Dataset rows for apps and sites
....
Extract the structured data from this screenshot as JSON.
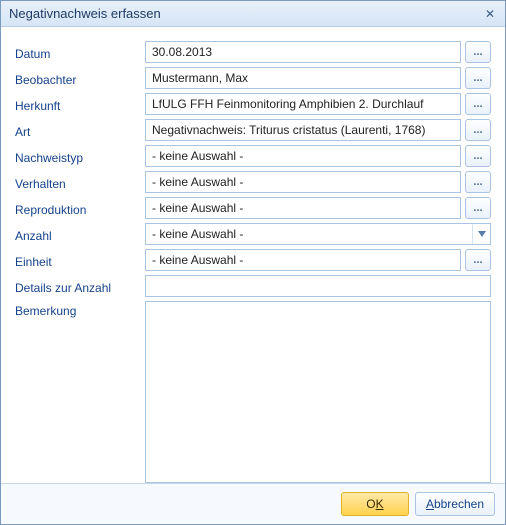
{
  "window": {
    "title": "Negativnachweis erfassen"
  },
  "labels": {
    "datum": "Datum",
    "beobachter": "Beobachter",
    "herkunft": "Herkunft",
    "art": "Art",
    "nachweistyp": "Nachweistyp",
    "verhalten": "Verhalten",
    "reproduktion": "Reproduktion",
    "anzahl": "Anzahl",
    "einheit": "Einheit",
    "details": "Details zur Anzahl",
    "bemerkung": "Bemerkung"
  },
  "values": {
    "datum": "30.08.2013",
    "beobachter": "Mustermann, Max",
    "herkunft": "LfULG FFH Feinmonitoring Amphibien 2. Durchlauf",
    "art": "Negativnachweis: Triturus cristatus (Laurenti, 1768)",
    "nachweistyp": "- keine Auswahl -",
    "verhalten": "- keine Auswahl -",
    "reproduktion": "- keine Auswahl -",
    "anzahl": "- keine Auswahl -",
    "einheit": "- keine Auswahl -",
    "details": "",
    "bemerkung": ""
  },
  "buttons": {
    "lookup": "...",
    "ok_prefix": "O",
    "ok_ul": "K",
    "cancel_ul": "A",
    "cancel_suffix": "bbrechen"
  }
}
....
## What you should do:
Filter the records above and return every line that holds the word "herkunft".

## Written response:
    "herkunft": "Herkunft",
    "herkunft": "LfULG FFH Feinmonitoring Amphibien 2. Durchlauf",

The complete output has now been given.